Since 2000, the worldwide economic situation has been characterized by large global imbalances, in mainly elevated surpluses in the rapidly industrializing Asian states (notably China) and in northern Europe (Germany), paired with a large deficit in US. As the International Monetary Fund (IMF) has presently recorded in its 2017 external sector report, the persistence of large current account surpluses has been a previously unusual feature of the worldwide economy over the last 15 years. The IMF recorded that of 15 advanced states that had external surpluses during 2002, 12 still had them in 2008 and 11 still had them during 2016. In several instances, the surpluses have grown larger.
On the other hand, Pakistan’s external account recorded a current account deficit of less than a billion dollars for the second consecutive month in September 2017. The country’s current account deficit increased to $3.6 billion in the first three months of the present fiscal year, FY18, as compared to $1.6 billion in the corresponding period of last fiscal year, FY2017.
Economic advisors mentioned that the current account deficit during the month of September 2017 was reported at $956 million, as against to $550 million of August 2017, chiefly because of lower remittances. They further said that current account deficit rose to 4.2 percent of gross domestic product (GDP). Trade deficit during September 2017 remained flat at $2.2 billion. Both exports and imports fell by 1117 percent and 8 percent to $1.7 billion and $3.9 billion respectively. The fall was chiefly because of lower number of working days in the month. The current account, broadest measure of trade, covers flows of goods, services and investment. The current account is a significant indicator of economy’s health. The overall balance of payment, which adds financial account and capital account, stayed in the red, reaching at $761 million in September 2017.
Petroleum imports on PBS rose by 34 percent yearly whereas petroleum imports on SBP rose by only 12 percent yearly in Sep-2017, which can be showed by timing difference between customs clearance and payments or IDB’s oil facility wherein the lender makes a payment directly to the oil supplier. Nonetheless, national accounts continue to reflect lower international oil prices with realized crude oil import price averaging only USD 41/bbl in Sep-2017 (PBS) as against to Arab Light price average of USD 54/bbl for the month. Hence, petroleum imports could witness sharp inflation in ensuing months as higher oil rates flow through the accounts while demand continues to stand strong.

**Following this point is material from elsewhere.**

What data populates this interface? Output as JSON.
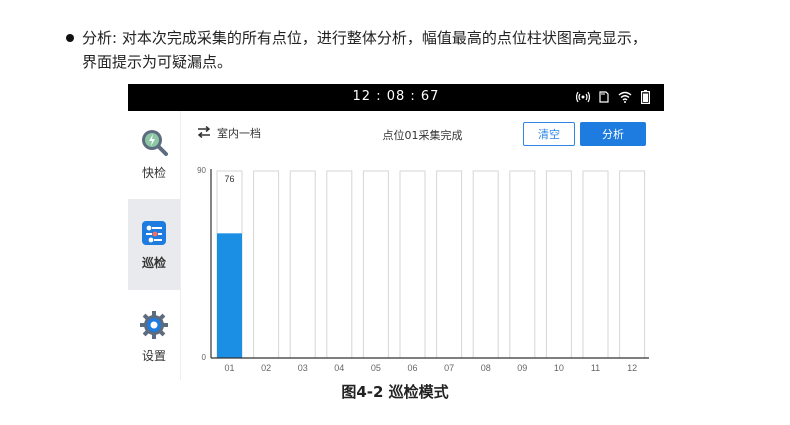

Reliance on high cost commercial borrowings has grown lately amid rising need for inflows to keep FX reserves close to USD 20 billion mark. Short term disbursements have grown by 66 percent yearly to USD 544 million in 1QFY18. PKR stability at the cost of mounting external debt has been fuelling economic growth with unsustainable roots. Promotion of exports through rebates adds to fiscal deficit. Imposition of regulatory duties aimed at curbing imports amid sky high taxation actually promotes industrial/corporate inefficiencies at the cost of consumer benefits by raising costs for consumers and reducing domestic savings.
The government officials showed that the main products of exports during September, 2017 were knitwear (Rs.21,948 million), readymade garments (Rs.19,952 million), bedwear (Rs.19,236 million), cotton cloth (Rs.18,898 million), cotton yarn (Rs.11,641 million), rice and others (Rs.7,174 million), towels (Rs.6,681 million), madeup articles (excl. towels & bedwear) (Rs.5,730 million), fish & fish preparations (Rs.4,223 million) and surgical goods & medicinal instruments (Rs.3,114 million).
The officials also mentioned that the main commodities of imports during September, 2017 were petroleum products (Rs.72,738 million), petroleum crude (Rs.29,839 million), power generating machinery (Rs.21,352 million), plastic materials (Rs.19,539 million), iron & steel (Rs.19,039 million), electrical machinery & apparatus (Rs.17,395 million), palm oil (Rs.15,871 million), natural gas, liquefied ( Rs.13,752 million), iron & steel scrap (Rs.12,435 million) and medicinal products (Rs.8,869 million).
BALANCE OF TRADE
Based on the provisional statistics of imports and exports the balance of trade in September, 2017 was (-) 2,798 million in US $. The balance of trade statistics cumulative from July-September, 2017 were (-) 9,088 million US $.